By KELIN DILLON
On Wednesday, March 23, Mexico’s Secretariat of Public Education (SEP) announced that it would divert funds saved by the controversial cancellation of the country’s Full-Time Schools (ETC) program to affected children’s parents, though many education experts have raised concerns that this move will not positively affect the schooling of the nation’s children and could potentially be misused by families upon delivery.
While the ETC previously provided additional class hours, educational support and hot lunches to more than 3.6 million impoverished children around the country, the SEP will now instead deliver direct financial support to families rather than relying on middlemen. However, considering disturbing statistics from the United Nations Children’s Fund (UNICEF) that show that school lunch is the first meal 65.8 percent of kids under the ETC eat, giving money directly to students’ parents does not guarantee that they will be fed well.

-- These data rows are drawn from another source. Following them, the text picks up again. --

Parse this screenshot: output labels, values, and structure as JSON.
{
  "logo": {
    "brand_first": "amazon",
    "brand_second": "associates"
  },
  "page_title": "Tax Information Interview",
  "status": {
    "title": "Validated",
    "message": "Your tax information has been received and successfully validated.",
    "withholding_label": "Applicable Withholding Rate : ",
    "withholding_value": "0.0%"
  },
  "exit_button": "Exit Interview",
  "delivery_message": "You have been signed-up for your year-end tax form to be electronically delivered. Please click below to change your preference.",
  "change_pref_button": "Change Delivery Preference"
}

“Giving the money to families instead of schools does not solve the learning problem,” said Universidad Iberoamericana education expert Arcelia Martínez. “For this, programs focused on addressing lags and improving the quality of education are required. The pretext of this SEP move is to improve the infrastructure, but there are other urgent things that are being left behind. It is a decision of high political profitability that denotes a disregard for the evidence.”
Martínez went on to say, “The former ETC program managed to reduce the learning gaps between students from different socioeconomic strata, in addition to being a support for mothers, who had a safe space, the school, to leave their children and be able to work.”
Experts have further criticized the SEP for focusing on fostering the dependency and appreciation for rural populations on Mexico’s ruling party, the leftist National Regeneration Movement (Morena), which has previously come under fire for prioritizing political goodwill over effective public policy, as well as for ignoring the extensive evidence showing how beneficial the Full-Time Schools program has been to the education of Mexican children.
“What is being done is to change a public policy program of an educational institution, for a scholarship or a resource that will be delivered directly to parents, without there being any type of institutional structure that ensures that this money serves so that there is a better education for children and that there is no school dropout,” said Jacqueline Peschard, former president of the Federal Institute for Access to Public Information.
On the other side of the same coin, many educational pundits have pointed out that the elimination of the Full-Time Schools program in exchange for this direct fund delivery will disproportionately hurt Mexico’s population of working mothers, as the program’s extended hours provided extra childcare opportunities to this segment of the population.
“SEP Head Delfina Gómez Álvarez is not being empathic with the thousands of women who go to work every day and leave their children in these schools, because they are safe places,” said María Marván Laborde, former Federal Institute for Access to Public Information and Data Protection (IFAI) commissioner. “It is very likely that now many of these women will have to reduce their work hours or find another that involves them not working eight hours to have time to pick up their children.”
“I am sure that for this there will be no subsidy, so many families will see their income reduced. This is also a gender issue and I find it impressive that the secretary of education does not understand this,” concluded Marván Laborde.